After settling on Seattle, Northeastern had to plan out degree offerings, courses, and programs, and then get approval from the state of Washington. It needed to get a sense of the demand in Seattle and the state for the offerings it was considering – something it was unfamiliar with as an outside institution, Gallagher said – and it wanted the process to be centered on hard numbers.
This is where EMSI’s blending of labor market information and education data (by program, award level, and institution) helped.
“Discipline by discipline, field by field, we could go in and get a snapshot of, ‘OK, we have two or three engineering programs that we’re considering. What would the highest demand or best value for the region’s programs be? Who else is offering those? How quickly is this going to grow,’ ” Gallagher recalled. “We did the same thing in healthcare, in technology, in business.”
A Partnering Spirit
Northeastern doesn’t view itself as a competitor to the University of Washington, Seattle University, or any other local or state institution. Rather, Northeastern is “starting out taking a very collaborative approach,” Washburn noted. The institution is working with, among others, UW on global health and Seattle U on computer science/STEM initiatives.
Washburn is also volunteering with the Washington Technology Industry Association (WTIA) workforce development commission to come up with solutions to the tech worker gap in the state. WTIA, a trade organization, includes 600 member companies with 100,000 tech workers. It’s working with colleges and universities to increase the education pipeline through co-ops programs and internships to give firms short-term help. WTIA has supported state legislation that would allow high school students to take computer science courses as an alternative to math, while also working with state community colleges to expand their ability to offer bachelor’s degrees.
“We’re trying to come up with five to six ways to attack the problem,” Washburn said. “And there’s a precedent for that. About a year ago, we had the same challenge in aerospace, where it was an engineers and machinists gap. And by following a somewhat similar process, we got additional federal funds, we got additional state funds, and we changed a lot of structural stuff and Boeing’s happy. They’re building their 737 here.”
Northeastern has invested for the long-term in Seattle, which is why partnering with companies and other institutions is vital – and why working on ways to bolster Seattle’s already-strong economy is a driving focus for Washburn, and for Northeastern.
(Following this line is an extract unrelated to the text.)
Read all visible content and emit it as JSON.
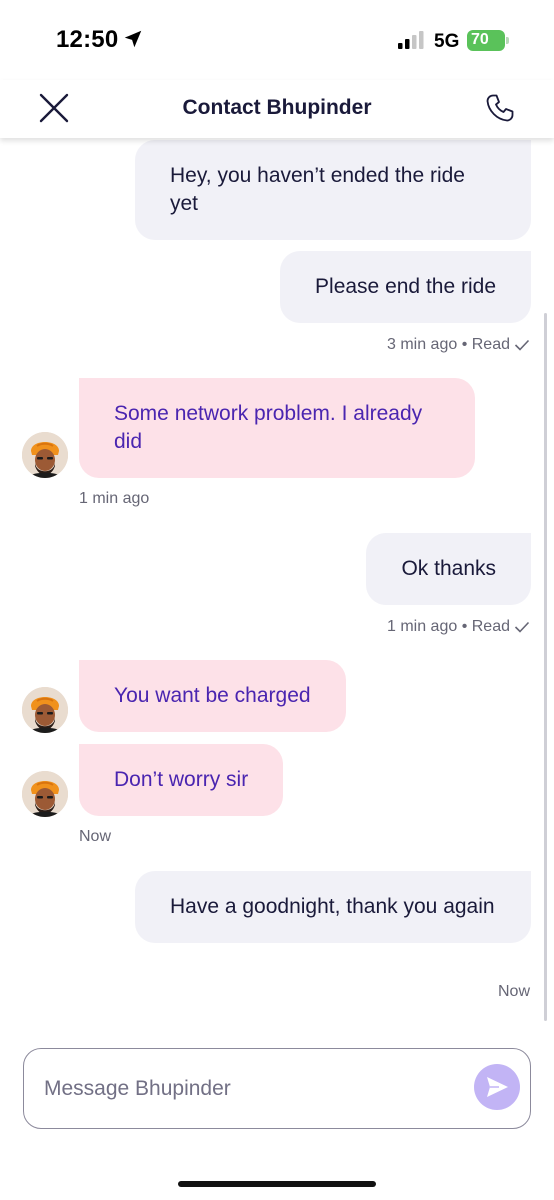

“We as an institution and me personally need to address all the other stakeholders of different types to tackle this problem while Seattle still is in an advantageous position,” he said. “Because those sweet spots don’t stay there naturally, and if you don’t always try to stay a few steps ahead, before you know it you’ll be behind.”
Emsi turns labor market data into useful information that helps organizations understand the connection between economies, people, and work. Using sound economic principles and good data, we build user-friendly services that help educational institutions, workforce planners, and regional developers (such as WIBs, EDOs, chambers, utilities) build a better workforce and improve the economic conditions in their regions. For more information, email Josh Wright (email@example.com) or visit www.economicmodeling.com.
Photos courtesy of Northeastern University